Longinus equates sublimity with elevation of the soul and attributes the presence of elevation to five sources, further asserting that the sublime elevates the audience's souls and originates in the poet's soul because of an innate ability in, or inherent capacity for, sublimity. Longinus depicts the circumstance of the sublime as an avenue that originates with innate qualities of soul in the poet and imbues the poetry with sublimity that the audience hears to the affect of being elevated with sublimity of their own.
The sublime is synonymous with elevation, which is defined as nobleness, grandeur and loftiness of thought and feeling, and dignity.

The five sources of the sublime (of elevation) are from the innate inner qualities of the poet as well as the well-honed skill of the poet.
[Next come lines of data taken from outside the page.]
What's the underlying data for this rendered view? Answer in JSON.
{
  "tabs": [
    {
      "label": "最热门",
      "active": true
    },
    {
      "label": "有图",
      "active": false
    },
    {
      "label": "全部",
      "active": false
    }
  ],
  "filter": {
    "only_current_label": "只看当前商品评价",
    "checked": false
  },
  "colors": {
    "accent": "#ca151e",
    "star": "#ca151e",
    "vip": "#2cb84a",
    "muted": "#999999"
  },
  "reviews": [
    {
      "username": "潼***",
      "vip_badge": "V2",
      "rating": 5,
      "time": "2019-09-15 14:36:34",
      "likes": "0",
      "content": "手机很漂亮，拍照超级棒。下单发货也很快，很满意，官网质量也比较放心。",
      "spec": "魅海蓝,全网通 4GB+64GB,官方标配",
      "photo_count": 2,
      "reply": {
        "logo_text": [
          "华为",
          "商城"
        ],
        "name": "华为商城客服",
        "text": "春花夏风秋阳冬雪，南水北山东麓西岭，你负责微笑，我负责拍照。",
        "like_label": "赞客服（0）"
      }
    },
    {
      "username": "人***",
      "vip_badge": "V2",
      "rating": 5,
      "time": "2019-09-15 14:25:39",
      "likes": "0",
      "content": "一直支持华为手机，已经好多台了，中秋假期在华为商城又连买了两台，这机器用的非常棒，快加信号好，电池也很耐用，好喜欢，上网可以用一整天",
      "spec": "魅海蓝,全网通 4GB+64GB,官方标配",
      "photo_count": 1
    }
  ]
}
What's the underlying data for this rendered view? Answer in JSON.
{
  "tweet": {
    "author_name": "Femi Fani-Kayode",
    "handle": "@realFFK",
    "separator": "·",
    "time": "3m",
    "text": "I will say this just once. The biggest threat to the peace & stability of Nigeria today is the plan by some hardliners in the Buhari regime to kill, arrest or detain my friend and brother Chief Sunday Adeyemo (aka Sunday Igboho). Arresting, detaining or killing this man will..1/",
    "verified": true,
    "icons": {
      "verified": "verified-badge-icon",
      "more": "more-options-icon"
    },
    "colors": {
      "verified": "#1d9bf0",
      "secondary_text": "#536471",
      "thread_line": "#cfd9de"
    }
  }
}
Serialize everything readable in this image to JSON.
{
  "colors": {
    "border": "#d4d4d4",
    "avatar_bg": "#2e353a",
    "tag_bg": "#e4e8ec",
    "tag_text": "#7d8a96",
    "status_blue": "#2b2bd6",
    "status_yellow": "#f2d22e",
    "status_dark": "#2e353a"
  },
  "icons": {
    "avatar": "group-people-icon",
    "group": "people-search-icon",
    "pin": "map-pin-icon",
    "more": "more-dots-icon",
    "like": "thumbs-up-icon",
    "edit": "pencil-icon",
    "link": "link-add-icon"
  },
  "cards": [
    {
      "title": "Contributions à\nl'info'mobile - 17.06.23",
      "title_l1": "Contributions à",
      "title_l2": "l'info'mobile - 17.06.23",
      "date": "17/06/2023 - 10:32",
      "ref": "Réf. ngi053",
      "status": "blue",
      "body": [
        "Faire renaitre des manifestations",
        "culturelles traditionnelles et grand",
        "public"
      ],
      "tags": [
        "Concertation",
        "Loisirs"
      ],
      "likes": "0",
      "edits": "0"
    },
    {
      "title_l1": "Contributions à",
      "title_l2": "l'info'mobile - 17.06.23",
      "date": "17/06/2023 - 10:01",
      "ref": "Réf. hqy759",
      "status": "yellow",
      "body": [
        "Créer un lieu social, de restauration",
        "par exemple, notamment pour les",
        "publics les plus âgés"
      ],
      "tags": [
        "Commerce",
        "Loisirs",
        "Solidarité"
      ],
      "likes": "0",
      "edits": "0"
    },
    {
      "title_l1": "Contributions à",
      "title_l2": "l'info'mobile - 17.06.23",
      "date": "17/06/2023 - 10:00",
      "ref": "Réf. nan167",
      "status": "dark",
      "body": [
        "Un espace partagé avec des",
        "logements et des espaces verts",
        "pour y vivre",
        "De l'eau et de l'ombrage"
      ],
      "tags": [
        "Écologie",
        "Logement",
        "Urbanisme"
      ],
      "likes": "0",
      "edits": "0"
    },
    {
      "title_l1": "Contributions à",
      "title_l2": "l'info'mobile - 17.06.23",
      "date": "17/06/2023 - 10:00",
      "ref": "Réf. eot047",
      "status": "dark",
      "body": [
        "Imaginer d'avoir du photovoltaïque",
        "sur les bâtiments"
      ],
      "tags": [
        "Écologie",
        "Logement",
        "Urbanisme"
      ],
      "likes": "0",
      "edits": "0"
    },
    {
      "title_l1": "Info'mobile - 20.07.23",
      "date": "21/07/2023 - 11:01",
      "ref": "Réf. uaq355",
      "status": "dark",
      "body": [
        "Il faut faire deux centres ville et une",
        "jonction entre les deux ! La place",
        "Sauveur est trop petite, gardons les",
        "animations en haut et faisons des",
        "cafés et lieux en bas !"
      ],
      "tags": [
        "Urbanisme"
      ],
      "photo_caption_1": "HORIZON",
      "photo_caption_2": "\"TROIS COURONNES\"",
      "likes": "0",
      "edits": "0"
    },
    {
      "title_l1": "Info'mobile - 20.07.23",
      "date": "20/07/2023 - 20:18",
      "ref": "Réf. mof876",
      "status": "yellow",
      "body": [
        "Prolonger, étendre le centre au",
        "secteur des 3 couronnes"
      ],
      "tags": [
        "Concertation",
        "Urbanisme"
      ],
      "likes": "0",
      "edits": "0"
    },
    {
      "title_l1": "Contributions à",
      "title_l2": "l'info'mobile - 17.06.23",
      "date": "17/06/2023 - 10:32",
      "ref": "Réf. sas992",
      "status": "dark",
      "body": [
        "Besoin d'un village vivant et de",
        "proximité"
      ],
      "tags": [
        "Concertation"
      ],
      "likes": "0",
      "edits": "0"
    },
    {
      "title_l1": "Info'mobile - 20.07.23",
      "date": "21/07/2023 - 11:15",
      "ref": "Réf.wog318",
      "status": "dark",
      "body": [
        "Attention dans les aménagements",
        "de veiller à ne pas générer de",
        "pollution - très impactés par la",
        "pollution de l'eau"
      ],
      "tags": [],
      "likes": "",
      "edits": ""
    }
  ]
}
The sources from within are an inspired passion and grandeur and loftiness of thought. The sources of skill are masterful use of rhetorical elements; dignified, noble diction, which encompasses phrasing; and inspiring poetic structure. By this, it is seen that Longinus depicts the poet as the most skilled in language structuring and the most elevated in thought and feeling. Longinus had a welcomed reception among Elizabethans after the rediscovery and printed edition of his work in 1554 and a later equally warm reception among the Romantics.